A nationwide search that produced 21 candidates from nine states ultimately resulted in Glendale Unified school board members selecting someone from their own backyard.
Vivian Ekchian, who has worked for the Los Angeles Unified School District for 34 years, was officially voted in 5-0 Tuesday as the first female and first Armenian American superintendent in the position’s 106-year history for a district that’s made up of 32 schools and 26,000 students.
Ekchian, who has lived in Glendale for 20 years, was born in Armenia and will head a district with students of Armenian descent making up 36% of its population in a city with 39% of its residents reflecting the same background.
“The decision to go to another school district after many years at the Los Angeles Unified School District was an important decision in my life, but I felt I was ready for it,” Ekchian said. “I wanted to serve my community, the community I lived in.”
She added, “The commitment I made during my interviews was I just wasn’t coming in as an applicant, I was coming in as a community member who was going to make a difference in our schools.”
Ekchian’s contract is for four years with a base annual salary of $310,000. Her last day as the Los Angeles Unified deputy superintendent will be June 14, and she’ll start with Glendale Unified on July 1.
Although Ekchian’s hire is historic, her ties were only a bonus and not the main reason behind her selection, said Jennifer Freemon, Glendale Unified’s school board president.
“Our absolute first priority was finding the best person for the position and finding somebody that had the wealth of experience, that had the understanding what student achievement really means — that it’s not just a test score, but the whole child — and really deeply understands that,” Freemon said.
Ekchian demonstrated her versatility at Los Angeles Unified, taking on many roles, including as human resources chief and chief labor negotiator.
She also just finished her educational doctoral degree at USC in leadership in urban settings.
Ekchian was joined at the Glendale Unified meeting on Tuesday by her son, her parents and her mother-in-law.
She signed her contract, along with the five board members after the unanimous vote, almost as a formality after the district sent out a press release Friday saying the hire was likely.

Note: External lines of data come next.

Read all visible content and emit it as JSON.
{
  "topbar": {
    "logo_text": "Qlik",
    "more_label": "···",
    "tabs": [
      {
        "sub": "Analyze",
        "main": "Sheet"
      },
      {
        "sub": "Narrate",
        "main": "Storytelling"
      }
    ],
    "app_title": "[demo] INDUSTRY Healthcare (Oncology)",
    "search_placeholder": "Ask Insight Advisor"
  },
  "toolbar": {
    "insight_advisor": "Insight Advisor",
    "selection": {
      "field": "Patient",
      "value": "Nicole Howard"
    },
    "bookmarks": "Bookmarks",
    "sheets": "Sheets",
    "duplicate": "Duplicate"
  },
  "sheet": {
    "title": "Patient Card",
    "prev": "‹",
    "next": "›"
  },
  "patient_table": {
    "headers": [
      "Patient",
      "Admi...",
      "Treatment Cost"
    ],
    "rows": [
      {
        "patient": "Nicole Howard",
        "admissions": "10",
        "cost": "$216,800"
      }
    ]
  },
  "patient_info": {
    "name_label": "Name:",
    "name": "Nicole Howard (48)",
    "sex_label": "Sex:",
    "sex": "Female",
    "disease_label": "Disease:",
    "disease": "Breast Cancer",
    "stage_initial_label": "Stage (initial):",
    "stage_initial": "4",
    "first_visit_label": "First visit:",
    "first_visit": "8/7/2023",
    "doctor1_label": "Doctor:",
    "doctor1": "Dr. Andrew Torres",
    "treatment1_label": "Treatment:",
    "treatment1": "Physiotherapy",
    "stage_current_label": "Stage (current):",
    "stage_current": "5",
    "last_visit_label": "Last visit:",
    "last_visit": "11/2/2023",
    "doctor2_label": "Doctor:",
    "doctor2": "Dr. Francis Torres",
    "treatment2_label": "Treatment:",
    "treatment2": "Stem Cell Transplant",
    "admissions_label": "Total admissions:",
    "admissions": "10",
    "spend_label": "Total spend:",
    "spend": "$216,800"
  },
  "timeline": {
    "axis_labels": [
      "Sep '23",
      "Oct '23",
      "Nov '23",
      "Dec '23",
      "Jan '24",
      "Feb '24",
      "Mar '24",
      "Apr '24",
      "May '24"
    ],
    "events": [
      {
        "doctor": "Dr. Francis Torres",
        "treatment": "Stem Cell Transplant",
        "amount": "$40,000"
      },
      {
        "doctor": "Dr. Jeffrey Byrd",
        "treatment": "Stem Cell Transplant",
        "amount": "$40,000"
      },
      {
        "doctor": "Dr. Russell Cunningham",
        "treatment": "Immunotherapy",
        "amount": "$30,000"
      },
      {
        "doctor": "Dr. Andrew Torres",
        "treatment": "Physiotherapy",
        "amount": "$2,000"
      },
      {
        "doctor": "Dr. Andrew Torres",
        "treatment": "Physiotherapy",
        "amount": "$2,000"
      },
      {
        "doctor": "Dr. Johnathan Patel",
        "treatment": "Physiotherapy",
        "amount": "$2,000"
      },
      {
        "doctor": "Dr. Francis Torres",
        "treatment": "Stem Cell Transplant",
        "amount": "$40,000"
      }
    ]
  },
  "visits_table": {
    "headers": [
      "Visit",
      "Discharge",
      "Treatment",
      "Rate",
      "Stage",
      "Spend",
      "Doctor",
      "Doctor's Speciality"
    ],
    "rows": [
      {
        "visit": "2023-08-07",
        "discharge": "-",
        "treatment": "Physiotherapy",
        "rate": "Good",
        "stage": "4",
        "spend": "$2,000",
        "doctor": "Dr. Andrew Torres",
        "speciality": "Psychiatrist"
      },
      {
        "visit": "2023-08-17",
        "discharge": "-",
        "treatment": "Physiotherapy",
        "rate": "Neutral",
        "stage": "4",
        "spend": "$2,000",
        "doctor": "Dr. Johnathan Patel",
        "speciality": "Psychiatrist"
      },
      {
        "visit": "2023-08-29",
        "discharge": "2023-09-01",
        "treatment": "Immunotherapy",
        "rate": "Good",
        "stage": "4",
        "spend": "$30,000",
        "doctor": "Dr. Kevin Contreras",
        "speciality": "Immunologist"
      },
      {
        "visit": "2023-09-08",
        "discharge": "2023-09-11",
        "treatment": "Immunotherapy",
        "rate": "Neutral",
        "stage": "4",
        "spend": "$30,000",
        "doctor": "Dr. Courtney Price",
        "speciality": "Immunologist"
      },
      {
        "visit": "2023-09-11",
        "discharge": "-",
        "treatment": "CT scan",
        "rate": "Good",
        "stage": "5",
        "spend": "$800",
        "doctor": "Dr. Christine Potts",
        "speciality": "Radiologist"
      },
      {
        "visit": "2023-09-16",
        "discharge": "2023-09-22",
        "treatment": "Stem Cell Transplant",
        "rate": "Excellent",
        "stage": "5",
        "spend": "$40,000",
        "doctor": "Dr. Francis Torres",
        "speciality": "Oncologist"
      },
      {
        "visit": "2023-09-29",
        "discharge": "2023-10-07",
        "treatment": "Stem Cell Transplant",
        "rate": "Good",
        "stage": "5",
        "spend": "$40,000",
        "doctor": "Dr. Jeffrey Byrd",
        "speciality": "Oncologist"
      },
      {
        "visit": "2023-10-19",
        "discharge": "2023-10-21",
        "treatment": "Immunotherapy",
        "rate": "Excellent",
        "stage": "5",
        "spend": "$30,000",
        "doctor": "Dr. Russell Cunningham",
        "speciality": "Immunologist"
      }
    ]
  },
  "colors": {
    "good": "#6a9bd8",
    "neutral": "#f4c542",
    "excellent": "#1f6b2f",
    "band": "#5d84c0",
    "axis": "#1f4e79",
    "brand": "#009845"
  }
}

Ekchian is the 18th superintendent in the district’s history and replaces Winfred B. Roberson, who was voted out of office by a 3-2 vote on Jan. 29.
Kelly King, who has been serving as the district’s interim superintendent, will return to her position as assistant superintendent of education services.
“I, for one, know the role of the interim superintendent,” Ekchian said to King during the meeting. “So, I’m very familiar with it, and I do not underestimate the amount of time and energy it has taken for you to continue to do this work.”
Ekchian once served as Los Angeles Unified’s interim superintendent in 2018 before former Los Angeles Times publisher Austin Beutner was hired for the position.
“Dr. Ekchian has served Los Angeles Unified for more than 30 years as an educator, administrator, innovator and leader,” Beutner said in a statement Tuesday. “She has been a terrific partner with me in our work. The Glendale Unified School District is lucky to have her.”
The meeting on Tuesday was part signing ceremony, but also part meet-and-greet because representatives from the Glendale Teachers Assn., Glendale Schools Management Assn. and Glendale Council PTA were there to introduce themselves to the new superintendent.
Alicia Harris, president of the teachers’ association, presented Ekchian with a red association shirt, while the management association president and Glenoaks Elementary principal, Daniel Di Mundo, gave her a pin.
Ekchian’s hire completes a quick search process handled by firm Hazard, Young, Attea & Associates, which received a search contract with a $29,650 bid on Feb. 19 to find Glendale’s next superintendent.
“When we were going through the interviews as [board member Shant] Sahakian said, we had amazing, amazing candidates,” board vice president Armina Gharpetian said. “It was difficult for us to choose, but after meeting you and going through your interview, I was confident that you will be the great choice for GUSD.”